We asked FirstHealth OB/GYN Dr. Lee Lowery about what he’s learned since becoming a new dad — and how it’s made him a better doctor. His answers are below:
:: First, What Made You Want to Become a Gynecologist?
When I was in med school I did an OB rotation, and it was harder than any other rotation I experienced. I loved that it was always different — you’re in delivery one day and the operating room another. You are exposed to a great variety of medicine; and, *laughing* women patients tend to listen a little better than men.
:: What Has it Been Like Being on the Other Side of the Exam Room?
It’s very odd to know exactly what’s going on but to not be in control of every aspect of it. It’s hard to balance what you think should be done and hear someone else tell you what to do, or what they are going to do for you. Obviously, it’s a lot more personal when it’s your family.
:: In What Ways Has Being a New Dad Surprised You?
- Well, there’s the lack of sleep (which you are sort of prepared for, but not really).
- Then there’s the noises babies make — Are they spitting up? Are they choking? Are they just happy?
- How, uh, aggressively they use the restroom. He can poop with FORCE. And it’s liquid poop. And it’s always a surprise.
- How long feeding takes — 20 minutes to breastfeed, another 20 minutes to burp, and then 20 minutes sitting up so he doesn’t have reflux. It’s a whole operation.
- And then, there’s the fact that I can just look at him for hours. It’s so weird to see this human that’s part you and part someone else, and to try and figure out which is which. You can get so much entertainment from this tiny human, and yet they do nothing.

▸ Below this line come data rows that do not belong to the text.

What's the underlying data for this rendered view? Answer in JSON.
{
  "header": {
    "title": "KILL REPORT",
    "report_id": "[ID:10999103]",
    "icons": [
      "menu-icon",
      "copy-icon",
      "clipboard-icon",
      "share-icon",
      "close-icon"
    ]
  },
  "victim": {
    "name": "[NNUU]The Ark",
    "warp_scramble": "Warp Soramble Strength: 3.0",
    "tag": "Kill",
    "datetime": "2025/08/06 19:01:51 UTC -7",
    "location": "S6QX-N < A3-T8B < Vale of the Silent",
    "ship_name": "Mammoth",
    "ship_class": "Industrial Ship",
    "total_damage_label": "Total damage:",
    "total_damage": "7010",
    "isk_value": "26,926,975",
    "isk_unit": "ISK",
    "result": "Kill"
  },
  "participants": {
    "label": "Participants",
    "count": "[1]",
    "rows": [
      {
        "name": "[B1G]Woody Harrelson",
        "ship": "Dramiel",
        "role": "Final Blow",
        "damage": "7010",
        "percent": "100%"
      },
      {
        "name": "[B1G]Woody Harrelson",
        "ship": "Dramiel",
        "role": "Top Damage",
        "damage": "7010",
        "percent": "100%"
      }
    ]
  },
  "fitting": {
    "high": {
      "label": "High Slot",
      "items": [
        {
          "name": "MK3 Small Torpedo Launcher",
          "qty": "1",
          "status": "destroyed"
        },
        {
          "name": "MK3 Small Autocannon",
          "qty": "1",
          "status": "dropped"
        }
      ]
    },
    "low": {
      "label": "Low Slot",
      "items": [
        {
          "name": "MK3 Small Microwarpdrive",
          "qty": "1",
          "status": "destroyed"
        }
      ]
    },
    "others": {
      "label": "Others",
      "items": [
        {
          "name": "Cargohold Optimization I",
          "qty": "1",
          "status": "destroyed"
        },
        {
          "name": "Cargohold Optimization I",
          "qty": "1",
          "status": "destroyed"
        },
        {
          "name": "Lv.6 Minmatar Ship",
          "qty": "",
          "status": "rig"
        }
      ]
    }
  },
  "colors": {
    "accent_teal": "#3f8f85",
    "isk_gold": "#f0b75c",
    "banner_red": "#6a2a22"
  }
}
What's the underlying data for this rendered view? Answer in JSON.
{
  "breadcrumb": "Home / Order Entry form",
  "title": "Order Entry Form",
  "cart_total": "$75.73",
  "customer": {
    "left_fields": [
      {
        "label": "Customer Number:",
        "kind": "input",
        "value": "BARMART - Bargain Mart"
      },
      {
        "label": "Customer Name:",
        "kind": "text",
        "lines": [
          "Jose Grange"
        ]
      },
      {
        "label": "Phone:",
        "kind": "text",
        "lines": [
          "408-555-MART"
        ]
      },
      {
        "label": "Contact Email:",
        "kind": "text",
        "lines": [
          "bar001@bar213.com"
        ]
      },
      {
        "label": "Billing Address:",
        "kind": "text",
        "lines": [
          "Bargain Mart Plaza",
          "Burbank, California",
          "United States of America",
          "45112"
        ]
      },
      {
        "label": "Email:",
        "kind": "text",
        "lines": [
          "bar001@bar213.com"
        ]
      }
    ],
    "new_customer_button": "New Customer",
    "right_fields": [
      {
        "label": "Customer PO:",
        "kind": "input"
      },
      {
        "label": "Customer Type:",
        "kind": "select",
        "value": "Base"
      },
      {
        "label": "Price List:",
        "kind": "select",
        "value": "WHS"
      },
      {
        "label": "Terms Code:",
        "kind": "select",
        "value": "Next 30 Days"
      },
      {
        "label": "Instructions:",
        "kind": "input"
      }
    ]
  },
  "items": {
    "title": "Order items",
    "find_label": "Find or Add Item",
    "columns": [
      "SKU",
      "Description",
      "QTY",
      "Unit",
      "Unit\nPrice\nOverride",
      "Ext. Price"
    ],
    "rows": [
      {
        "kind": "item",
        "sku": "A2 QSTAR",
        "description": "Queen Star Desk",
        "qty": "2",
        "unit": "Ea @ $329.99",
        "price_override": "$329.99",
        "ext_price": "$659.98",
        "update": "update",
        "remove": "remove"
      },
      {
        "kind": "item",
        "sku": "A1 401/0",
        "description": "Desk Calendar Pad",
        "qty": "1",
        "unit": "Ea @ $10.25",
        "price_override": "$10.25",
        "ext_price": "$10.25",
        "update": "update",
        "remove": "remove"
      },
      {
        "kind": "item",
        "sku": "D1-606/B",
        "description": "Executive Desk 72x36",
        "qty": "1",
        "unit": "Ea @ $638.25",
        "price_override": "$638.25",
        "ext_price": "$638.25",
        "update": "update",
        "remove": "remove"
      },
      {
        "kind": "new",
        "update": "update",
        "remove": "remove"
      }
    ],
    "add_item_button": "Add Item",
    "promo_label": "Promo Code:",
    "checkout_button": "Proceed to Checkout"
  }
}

:: Will Being a Dad Change You as a Doctor?
It already has. When you tell a patient to not worry about this, that or the other, you now know that’s not really possible. You have a little more empathy when telling someone about things that can be concerning. It’s natural to be anxious.
Just knowing the things that you have to prepare for, and never feeling ready — I can relate to that now when previously, I truly couldn’t. . . . Even at the postpartum visit, all the stress of being a new parent while trying to keep a little person alive — I get that now.
:: Do You Have Any Advice for New Fathers?
I don’t think I have enough experience yet! But I guess I’d say that It’s OK to feel tired and stressed — just take it day by day, and diaper by diaper.
Oh, and remember that no matter how tired and stressed a new dad is, the mom is more stressed. Always be supportive and understanding and know when to shut up and let the mother of the child be. That’s probably the best advice I can give!
Read more about Dr. Lee Lowery here.